The Animal and Birds Act sets rules for the disposal of rabid dogs and cats. Section 37 allows the Minister to declare a region rabies-infected. Whether a region is rabies-infected impacts animal disposal.
Section 37(2) bans the transport of rabid dogs or cats out of a rabies-infected region. If your chosen burial site is outside of the region, it is likely illegal to transport the pet there.
Apartments make pet burial difficult. Check with your landlord to see their policy on pet burial. If they do not allow it, there are other answers. Legal solutions to this problem include: cremation or burying the body on a friend’s property with their permission.
No matter the situation, it is unlawful to bury your pet on public property.
The Environmental Public Health Act, under Section 12. bans the disposal of carcasses or feces in refuse bins. Instead, consult other ways to dispose of a carcass.
Legal consequences accompany the violation of burial laws. The burial of a pet on public property carries a $1,000 fine under the Public Order and Nuisance Act. Upon a first violation, the Public Cleansing regulations issue a $5,000 fine.

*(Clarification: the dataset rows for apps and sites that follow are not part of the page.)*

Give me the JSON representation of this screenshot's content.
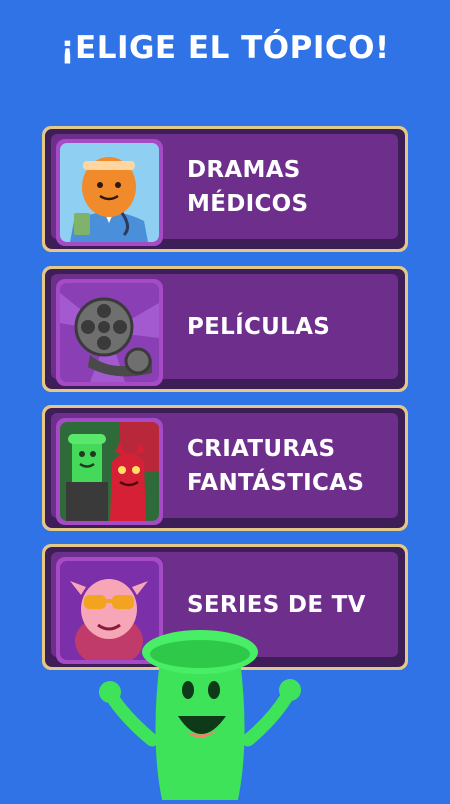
{
  "header": {
    "title": "¡ELIGE EL TÓPICO!"
  },
  "topics": [
    {
      "line1": "DRAMAS",
      "line2": "MÉDICOS",
      "icon": "doctor-egg-icon"
    },
    {
      "line1": "PELÍCULAS",
      "line2": "",
      "icon": "film-reel-icon"
    },
    {
      "line1": "CRIATURAS",
      "line2": "FANTÁSTICAS",
      "icon": "monsters-icon"
    },
    {
      "line1": "SERIES DE TV",
      "line2": "",
      "icon": "tv-character-icon"
    }
  ],
  "colors": {
    "background": "#2f73e6",
    "card_border": "#e4c887",
    "card_face": "#6e2e8b",
    "mascot": "#3ee35a"
  }
}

Further violations can result in a $10,000 fine or three months of imprisonment. Non-compliance with the Animal and Birds Act may incur a $10,000 fine and up to 12 months imprisonment.
The disposal of a carcass in a refuse bin may prompt a $5,000 fine upon a first attempt. Second and third violations may create more consequences.
Burial laws are hard to follow. With this guide, you can now bury your pet without fear. When it comes to the death of a pet, choose what burial option is right for you. Above all else, make sure you are in compliance with the law.